**Exercise instructions**
Your reply should reproduce each record precisely as written.

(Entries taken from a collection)
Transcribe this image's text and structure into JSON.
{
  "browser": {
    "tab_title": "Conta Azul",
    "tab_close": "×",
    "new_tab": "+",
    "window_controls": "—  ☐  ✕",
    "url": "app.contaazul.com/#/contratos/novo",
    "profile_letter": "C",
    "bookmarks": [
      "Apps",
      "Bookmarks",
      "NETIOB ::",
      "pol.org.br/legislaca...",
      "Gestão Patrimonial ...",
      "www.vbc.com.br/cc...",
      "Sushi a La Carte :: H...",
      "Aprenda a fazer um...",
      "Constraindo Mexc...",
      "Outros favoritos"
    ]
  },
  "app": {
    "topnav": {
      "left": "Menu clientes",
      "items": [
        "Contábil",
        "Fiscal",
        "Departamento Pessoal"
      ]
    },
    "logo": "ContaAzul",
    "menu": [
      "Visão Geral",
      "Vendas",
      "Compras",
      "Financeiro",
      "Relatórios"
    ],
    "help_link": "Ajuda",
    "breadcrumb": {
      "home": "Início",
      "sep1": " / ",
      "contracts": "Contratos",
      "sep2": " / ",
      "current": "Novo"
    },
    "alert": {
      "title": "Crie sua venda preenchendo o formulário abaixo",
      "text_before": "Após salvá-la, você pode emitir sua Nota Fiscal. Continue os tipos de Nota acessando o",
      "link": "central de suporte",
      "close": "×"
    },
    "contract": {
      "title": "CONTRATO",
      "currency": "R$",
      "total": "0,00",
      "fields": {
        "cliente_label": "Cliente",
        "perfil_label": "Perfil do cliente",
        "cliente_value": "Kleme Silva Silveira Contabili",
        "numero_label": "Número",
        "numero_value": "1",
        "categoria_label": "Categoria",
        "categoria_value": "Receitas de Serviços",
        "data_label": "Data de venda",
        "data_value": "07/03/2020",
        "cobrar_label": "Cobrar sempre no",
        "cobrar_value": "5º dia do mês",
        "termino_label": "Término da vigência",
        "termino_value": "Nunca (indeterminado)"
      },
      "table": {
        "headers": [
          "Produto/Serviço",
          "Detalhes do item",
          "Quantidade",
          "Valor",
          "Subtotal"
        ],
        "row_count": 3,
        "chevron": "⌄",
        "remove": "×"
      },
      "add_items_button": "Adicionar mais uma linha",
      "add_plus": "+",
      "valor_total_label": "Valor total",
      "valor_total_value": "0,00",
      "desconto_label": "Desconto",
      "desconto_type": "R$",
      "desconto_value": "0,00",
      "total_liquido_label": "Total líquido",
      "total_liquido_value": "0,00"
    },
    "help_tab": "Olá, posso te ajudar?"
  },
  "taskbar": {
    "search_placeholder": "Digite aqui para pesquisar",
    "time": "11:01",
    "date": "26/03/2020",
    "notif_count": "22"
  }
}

**Your response**
Transcribe this image's text and structure into JSON.
{
  "browser": {
    "tab_title": "Conta Azul",
    "tab_close": "×",
    "new_tab": "+",
    "window_controls": "—  ☐  ✕",
    "url": "app.contaazul.com/#/contratos/novo",
    "profile_letter": "C",
    "bookmarks": [
      "Apps",
      "Bookmarks",
      "NETIOB ::",
      "pol.org.br/legislaca...",
      "Gestão Patrimonial ...",
      "www.vbc.com.br/cc...",
      "Sushi a La Carte :: H...",
      "Aprenda a fazer um...",
      "Constraindo Mexc...",
      "Outros favoritos"
    ]
  },
  "app": {
    "topnav": {
      "left": "Menu clientes",
      "items": [
        "Contábil",
        "Fiscal",
        "Departamento Pessoal"
      ]
    },
    "logo": "ContaAzul",
    "menu": [
      "Visão Geral",
      "Vendas",
      "Compras",
      "Financeiro",
      "Relatórios"
    ],
    "help_link": "Ajuda",
    "breadcrumb": {
      "home": "Início",
      "sep1": " / ",
      "contracts": "Contratos",
      "sep2": " / ",
      "current": "Novo"
    },
    "alert": {
      "title": "Crie sua venda preenchendo o formulário abaixo",
      "text_before": "Após salvá-la, você pode emitir sua Nota Fiscal. Continue os tipos de Nota acessando o",
      "link": "central de suporte",
      "close": "×"
    },
    "contract": {
      "title": "CONTRATO",
      "currency": "R$",
      "total": "0,00",
      "fields": {
        "cliente_label": "Cliente",
        "perfil_label": "Perfil do cliente",
        "cliente_value": "Kleme Silva Silveira Contabili",
        "numero_label": "Número",
        "numero_value": "1",
        "categoria_label": "Categoria",
        "categoria_value": "Receitas de Serviços",
        "data_label": "Data de venda",
        "data_value": "07/03/2020",
        "cobrar_label": "Cobrar sempre no",
        "cobrar_value": "5º dia do mês",
        "termino_label": "Término da vigência",
        "termino_value": "Nunca (indeterminado)"
      },
      "table": {
        "headers": [
          "Produto/Serviço",
          "Detalhes do item",
          "Quantidade",
          "Valor",
          "Subtotal"
        ],
        "row_count": 3,
        "chevron": "⌄",
        "remove": "×"
      },
      "add_items_button": "Adicionar mais uma linha",
      "add_plus": "+",
      "valor_total_label": "Valor total",
      "valor_total_value": "0,00",
      "desconto_label": "Desconto",
      "desconto_type": "R$",
      "desconto_value": "0,00",
      "total_liquido_label": "Total líquido",
      "total_liquido_value": "0,00"
    },
    "help_tab": "Olá, posso te ajudar?"
  },
  "taskbar": {
    "search_placeholder": "Digite aqui para pesquisar",
    "time": "11:01",
    "date": "26/03/2020",
    "notif_count": "22"
  }
}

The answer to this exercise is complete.